= 10000 * (1 + 1/7) + 4732/7 four digits.)
= 10000 + 10000/7 + 4732/7
= 10000 + 14732/7 (At this point, we write down '1'.)

14732/7 = 1000 * (14/7) + 732/7 (We lop off all but the last
= 1000 * (2 + 0/7) + 732/7 three digits.)
= 2000 + 0/7 + 732/7
= 2000 + 732/7 (At this point, we write down '2'.)

732/7 = 100 * (7/7) + 32/7 (We lop off all but the last
= 100 * (1 + 0/7) + 32/7 two digits.)
= 100 + 0/7 + 32/7
= 100 + 32/7 (At this point, we write down '1'.)

32/7 = 10 * (3/7) + 2/7 (We lop off all but the last
= 10 * (0 + 3/7) + 2/7 one digit.)
= 0 + 30/7 + 2/7
= 0 + 32/7 (At this point, we write down '0'.)

32/7 = 1 * (32/7) + 0/7 (We lop off all the digits.)
= 1 * (4 + 4/7) + 0/7
= 4 + 4/7 + 0/7
= 4 + 4/7 (At this point, we write down '1'.)

4/7 = 0.1 * (40/7) + 0/7 (We 'lop off' past the decimal
= 0.1 * (5 + 5/7) + 0/7 place.)
= 0.5 + 0.5/7 + 0/7
= 0.5 + 0.5/7 (We write a decimal point and a
'5'.)

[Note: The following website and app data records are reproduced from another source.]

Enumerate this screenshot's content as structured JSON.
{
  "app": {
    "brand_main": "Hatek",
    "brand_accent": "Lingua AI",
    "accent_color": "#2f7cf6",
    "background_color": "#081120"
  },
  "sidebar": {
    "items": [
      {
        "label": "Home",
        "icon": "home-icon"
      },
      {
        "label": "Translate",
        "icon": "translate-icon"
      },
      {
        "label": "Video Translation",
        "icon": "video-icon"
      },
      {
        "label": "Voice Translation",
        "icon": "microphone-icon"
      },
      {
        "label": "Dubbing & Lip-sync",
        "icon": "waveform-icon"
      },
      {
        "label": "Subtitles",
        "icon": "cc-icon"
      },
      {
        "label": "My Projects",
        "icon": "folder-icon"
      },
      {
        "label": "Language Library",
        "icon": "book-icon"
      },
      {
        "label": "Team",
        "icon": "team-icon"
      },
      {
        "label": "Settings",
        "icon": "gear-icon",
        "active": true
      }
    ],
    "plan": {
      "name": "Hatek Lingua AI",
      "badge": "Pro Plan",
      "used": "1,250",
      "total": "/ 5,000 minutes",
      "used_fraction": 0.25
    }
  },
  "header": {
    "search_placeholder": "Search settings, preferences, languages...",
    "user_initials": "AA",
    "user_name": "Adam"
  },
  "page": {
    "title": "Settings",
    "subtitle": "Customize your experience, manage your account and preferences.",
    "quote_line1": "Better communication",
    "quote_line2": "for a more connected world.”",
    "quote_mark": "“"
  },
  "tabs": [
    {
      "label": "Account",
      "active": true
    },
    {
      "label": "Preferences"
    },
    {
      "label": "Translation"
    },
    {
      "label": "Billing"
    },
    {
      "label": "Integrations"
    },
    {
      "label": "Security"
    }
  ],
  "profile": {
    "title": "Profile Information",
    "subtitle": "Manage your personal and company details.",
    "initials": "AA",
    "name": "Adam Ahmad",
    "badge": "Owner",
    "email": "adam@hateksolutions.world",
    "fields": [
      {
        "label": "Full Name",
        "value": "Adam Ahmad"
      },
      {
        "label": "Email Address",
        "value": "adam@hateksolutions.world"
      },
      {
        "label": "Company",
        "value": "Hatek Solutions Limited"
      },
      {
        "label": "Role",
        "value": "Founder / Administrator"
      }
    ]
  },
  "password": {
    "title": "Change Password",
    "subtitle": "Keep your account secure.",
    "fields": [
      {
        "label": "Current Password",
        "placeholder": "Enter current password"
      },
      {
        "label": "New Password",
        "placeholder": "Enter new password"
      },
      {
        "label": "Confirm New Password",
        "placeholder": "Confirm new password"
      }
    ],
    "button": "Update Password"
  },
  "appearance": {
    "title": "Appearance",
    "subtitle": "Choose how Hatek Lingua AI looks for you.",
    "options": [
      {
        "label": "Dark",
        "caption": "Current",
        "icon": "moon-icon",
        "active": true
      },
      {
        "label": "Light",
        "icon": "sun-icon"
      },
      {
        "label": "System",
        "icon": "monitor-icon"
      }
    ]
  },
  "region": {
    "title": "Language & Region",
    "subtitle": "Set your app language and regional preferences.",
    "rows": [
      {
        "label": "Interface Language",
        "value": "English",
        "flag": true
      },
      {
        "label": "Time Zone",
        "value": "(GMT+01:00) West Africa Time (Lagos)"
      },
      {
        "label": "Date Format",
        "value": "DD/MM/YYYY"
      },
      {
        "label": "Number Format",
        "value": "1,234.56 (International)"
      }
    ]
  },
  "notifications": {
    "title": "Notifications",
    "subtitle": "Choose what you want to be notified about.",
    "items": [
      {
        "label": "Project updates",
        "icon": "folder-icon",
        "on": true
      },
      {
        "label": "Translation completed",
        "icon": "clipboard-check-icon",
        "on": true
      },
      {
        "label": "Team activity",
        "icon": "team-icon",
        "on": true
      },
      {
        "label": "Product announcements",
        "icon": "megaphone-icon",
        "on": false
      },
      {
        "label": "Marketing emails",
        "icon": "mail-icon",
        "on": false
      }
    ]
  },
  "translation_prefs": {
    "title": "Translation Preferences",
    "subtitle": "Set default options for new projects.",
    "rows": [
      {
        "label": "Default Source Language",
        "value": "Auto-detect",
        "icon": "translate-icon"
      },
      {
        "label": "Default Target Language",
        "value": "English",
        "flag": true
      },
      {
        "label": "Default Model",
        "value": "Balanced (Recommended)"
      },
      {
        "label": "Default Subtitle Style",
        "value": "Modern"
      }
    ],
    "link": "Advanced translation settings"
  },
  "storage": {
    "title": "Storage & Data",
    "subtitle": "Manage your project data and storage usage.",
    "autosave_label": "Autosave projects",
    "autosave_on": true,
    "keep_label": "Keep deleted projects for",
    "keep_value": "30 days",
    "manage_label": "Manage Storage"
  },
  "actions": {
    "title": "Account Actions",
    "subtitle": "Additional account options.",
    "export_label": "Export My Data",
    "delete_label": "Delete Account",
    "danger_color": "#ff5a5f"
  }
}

0.5/7 = 0.01 * (50/7) + 0/7
= 0.01 * (7 + 1/7) + 0/7
= 0.07 + 0.01/7 + 0/7
= 0.07 + 0.01/7 (We write down a '7'.)


And so on and so forth.

Substituting expressions back up, we get the answer:

10000 + 2000 + 100 + 00 + 4 + 0.5 + 0.7 + 0.01/7
= 12104.57 + 0.01/7

VirtualAce
11-05-2005, 12:59 AM
Ok.

Our numbers are base 10. So:

12500 is

1 * (10^4)+
2 * (10^3)+
5* (10^2)+
0 *(10^1)+
0 *(10^0)

for decimals

.01 is
0 * (10^-1)+
1 * (10^-2)

I'm not sure where the other stuff from above came from, but this is why we drop zeros. If the value was not zero, you would drop that value.

white
11-05-2005, 02:00 AM
did anyone knows that there is a similar way of finding the square root of any number?
http://www.nist.gov/dads/HTML/squareRoot.html

jrahhali
11-05-2005, 11:00 AM
>>Technically it's how many times it goes into 4.0, but it's a lot easier to look at it as 40 instead.

ok. since there are 5 8's in 40, then there should 5 0.8's in 4.

gcn_zelda
11-05-2005, 05:15 PM
did anyone knows that there is a similar way of finding the square root of any number?
http://www.nist.gov/dads/HTML/squareRoot.html

I think I'll stick to local linear approximation.